I'm knitting on a pair of socks and cast on a shawl in a pattern I've wanted to try for some time. I'm pondering my next project from yarn that has been in a storage tote for a long time. The worsted yarn project requires cooler days and a little math. Take good care of yourself and others on these hot crazy summer days.

Tuesday, July 5, 2016

New/Old Projects

This summer I've been knitting a few projects from yarn that has been marinating in storage bins. These mitts are one result of a new/old combination. Sometime in the 1990's, I knit a disaster of a sweater for my daughter. I combined several patterns to make a cabled pullover with set-in sleeves. I knew little about sleeve design but persevered with the sleeve caps several times. What was I thinking? I still couldn't design a sleeve cap anyone would want to wear. The sweater is long gone but the leftover yarn, a blend of merino and border leister, held up well.

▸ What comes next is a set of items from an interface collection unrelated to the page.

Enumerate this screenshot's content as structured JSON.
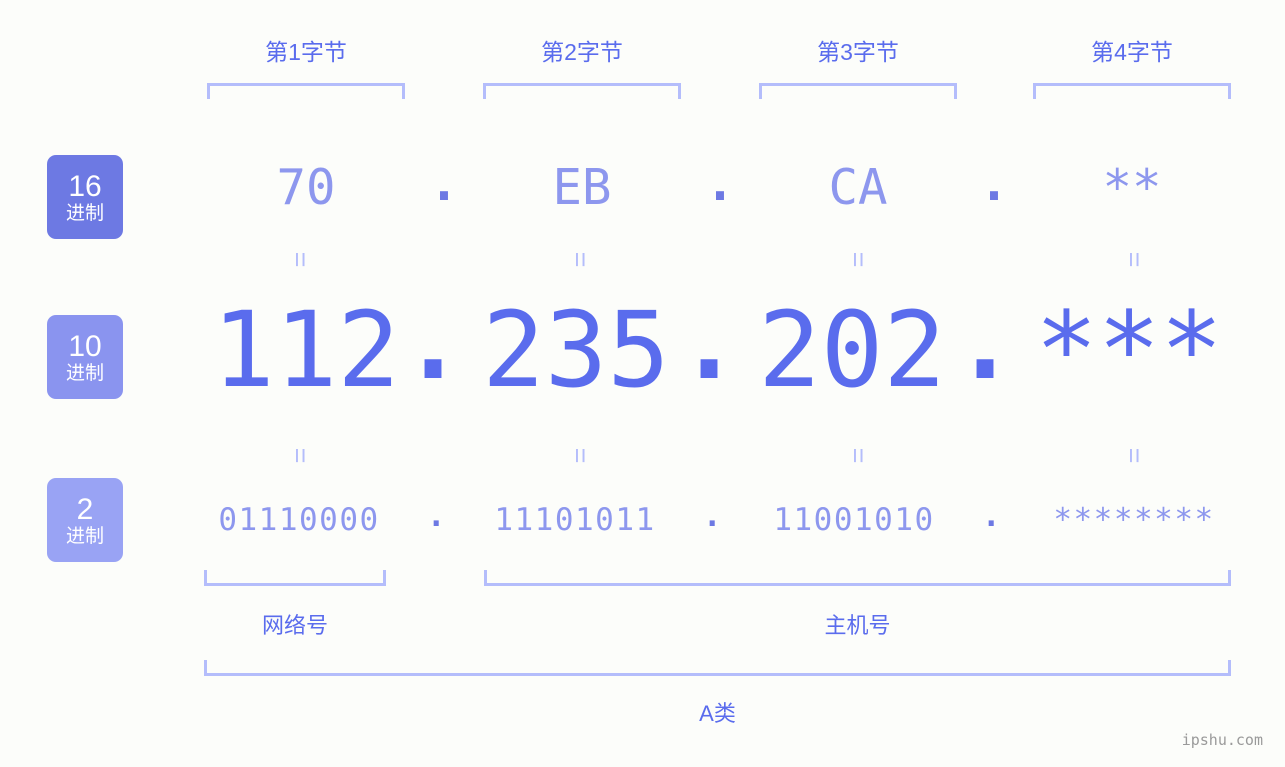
{
  "meta": {
    "watermark": "ipshu.com",
    "background_color": "#fcfdfa",
    "accent_color": "#5a6ced",
    "accent_light": "#8d97ee",
    "bracket_color": "#b4bdfb"
  },
  "byte_headers": [
    {
      "label": "第1字节"
    },
    {
      "label": "第2字节"
    },
    {
      "label": "第3字节"
    },
    {
      "label": "第4字节"
    }
  ],
  "rows": [
    {
      "key": "hex",
      "badge_num": "16",
      "badge_unit": "进制",
      "badge_color": "#6d79e3",
      "values": [
        "70",
        "EB",
        "CA",
        "**"
      ],
      "separator": "."
    },
    {
      "key": "dec",
      "badge_num": "10",
      "badge_unit": "进制",
      "badge_color": "#8a94ef",
      "values": [
        "112",
        "235",
        "202",
        "***"
      ],
      "separator": "."
    },
    {
      "key": "bin",
      "badge_num": "2",
      "badge_unit": "进制",
      "badge_color": "#99a3f4",
      "values": [
        "01110000",
        "11101011",
        "11001010",
        "********"
      ],
      "separator": "."
    }
  ],
  "equals_marks": {
    "symbol": "=",
    "count_per_row": 4
  },
  "sections": [
    {
      "key": "network",
      "label": "网络号"
    },
    {
      "key": "host",
      "label": "主机号"
    }
  ],
  "ip_class": {
    "label": "A类"
  }
}
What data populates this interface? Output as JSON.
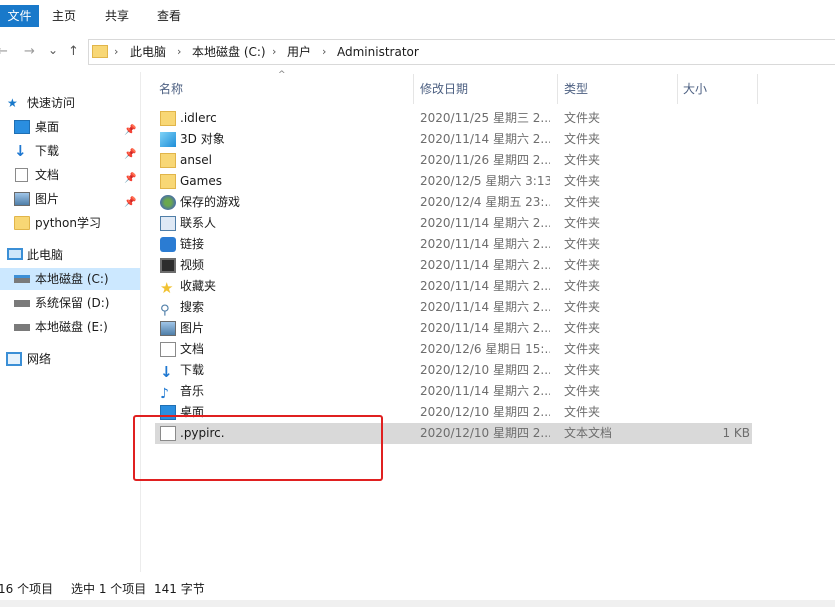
{
  "ribbon": {
    "file_tab": "文件",
    "tabs": [
      "主页",
      "共享",
      "查看"
    ]
  },
  "nav": {
    "back": "←",
    "forward": "→",
    "dropdown": "⌄",
    "up": "↑",
    "separator": "›",
    "breadcrumb": [
      "此电脑",
      "本地磁盘 (C:)",
      "用户",
      "Administrator"
    ]
  },
  "sidebar": {
    "quick_access": "快速访问",
    "quick_items": [
      "桌面",
      "下载",
      "文档",
      "图片",
      "python学习"
    ],
    "this_pc": "此电脑",
    "drives": [
      "本地磁盘 (C:)",
      "系统保留 (D:)",
      "本地磁盘 (E:)"
    ],
    "network": "网络"
  },
  "columns": {
    "name": "名称",
    "date": "修改日期",
    "type": "类型",
    "size": "大小"
  },
  "files": [
    {
      "name": ".idlerc",
      "date": "2020/11/25 星期三 2...",
      "type": "文件夹",
      "size": "",
      "icon": "folder-icon"
    },
    {
      "name": "3D 对象",
      "date": "2020/11/14 星期六 2...",
      "type": "文件夹",
      "size": "",
      "icon": "3d-objects-icon"
    },
    {
      "name": "ansel",
      "date": "2020/11/26 星期四 2...",
      "type": "文件夹",
      "size": "",
      "icon": "folder-icon"
    },
    {
      "name": "Games",
      "date": "2020/12/5 星期六 3:13",
      "type": "文件夹",
      "size": "",
      "icon": "folder-icon"
    },
    {
      "name": "保存的游戏",
      "date": "2020/12/4 星期五 23:...",
      "type": "文件夹",
      "size": "",
      "icon": "saved-games-icon"
    },
    {
      "name": "联系人",
      "date": "2020/11/14 星期六 2...",
      "type": "文件夹",
      "size": "",
      "icon": "contacts-icon"
    },
    {
      "name": "链接",
      "date": "2020/11/14 星期六 2...",
      "type": "文件夹",
      "size": "",
      "icon": "links-icon"
    },
    {
      "name": "视频",
      "date": "2020/11/14 星期六 2...",
      "type": "文件夹",
      "size": "",
      "icon": "videos-icon"
    },
    {
      "name": "收藏夹",
      "date": "2020/11/14 星期六 2...",
      "type": "文件夹",
      "size": "",
      "icon": "favorites-icon"
    },
    {
      "name": "搜索",
      "date": "2020/11/14 星期六 2...",
      "type": "文件夹",
      "size": "",
      "icon": "searches-icon"
    },
    {
      "name": "图片",
      "date": "2020/11/14 星期六 2...",
      "type": "文件夹",
      "size": "",
      "icon": "pictures-icon"
    },
    {
      "name": "文档",
      "date": "2020/12/6 星期日 15:...",
      "type": "文件夹",
      "size": "",
      "icon": "documents-icon"
    },
    {
      "name": "下载",
      "date": "2020/12/10 星期四 2...",
      "type": "文件夹",
      "size": "",
      "icon": "downloads-icon"
    },
    {
      "name": "音乐",
      "date": "2020/11/14 星期六 2...",
      "type": "文件夹",
      "size": "",
      "icon": "music-icon"
    },
    {
      "name": "桌面",
      "date": "2020/12/10 星期四 2...",
      "type": "文件夹",
      "size": "",
      "icon": "desktop-icon"
    },
    {
      "name": ".pypirc.",
      "date": "2020/12/10 星期四 2...",
      "type": "文本文档",
      "size": "1 KB",
      "icon": "text-file-icon"
    }
  ],
  "status": {
    "count": "16 个项目",
    "selection": "选中 1 个项目",
    "size": "141 字节"
  },
  "colors": {
    "accent": "#1979ca",
    "selection": "#cce8ff",
    "highlight_box": "#e02020",
    "folder": "#f8d775"
  }
}
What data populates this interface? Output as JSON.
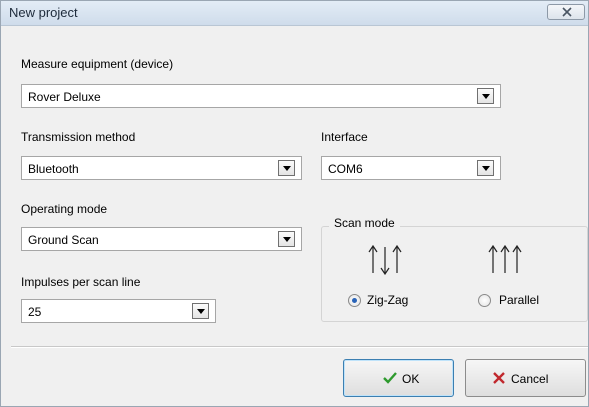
{
  "window": {
    "title": "New project",
    "close_icon": "close-x-icon"
  },
  "device": {
    "label": "Measure equipment (device)",
    "value": "Rover Deluxe"
  },
  "transmission": {
    "label": "Transmission method",
    "value": "Bluetooth"
  },
  "interface": {
    "label": "Interface",
    "value": "COM6"
  },
  "operating_mode": {
    "label": "Operating mode",
    "value": "Ground Scan"
  },
  "impulses": {
    "label": "Impulses per scan line",
    "value": "25"
  },
  "scan_mode": {
    "label": "Scan mode",
    "options": [
      {
        "label": "Zig-Zag",
        "selected": true,
        "icon": "zigzag-arrows-icon"
      },
      {
        "label": "Parallel",
        "selected": false,
        "icon": "parallel-arrows-icon"
      }
    ]
  },
  "buttons": {
    "ok": "OK",
    "cancel": "Cancel"
  },
  "colors": {
    "ok_check": "#2e9a2e",
    "cancel_x": "#c0282d",
    "radio_selected": "#2a64b8"
  }
}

Last month, I re-skeined and washed the yarn to remove the crimp from previous stitches. There was enough for two pairs of mitts and one pair of mittens. In my mitten file, I found an old Coats and Clark Book No.192, copyright 1969. The booklet sold for thirty-five cents and contained 39 patterns, most of them rather clunky looking. However, the mitten pattern is a classic and I was happy to rediscover it. The left leaning decrease at the top is a slip one, knit one, pass the slipped stitch over the knit stitch instead of the typical SSK (slip slip knit.) I did substitute the SSK decrease. No doubt, the pattern was written before Barbara Walker invented that decrease. These will be a gift or go to a charity.

Fingerless mitts are good for driving, reading in winter, and walking in Spring and Fall. They make great gifts. I knit a pair of Kindling Mitts, teaching myself how to cable without a needle. Why have I not tried to do this sooner? I also knit these Ribbed Mitts. The pattern is free and well written. This past weekend, I gave the Ribbed Mitts to my daughter on her birthday. Twenty years later, I thought she might like to have something knit from the yarn that is wearable. No puffy sleeves were involved.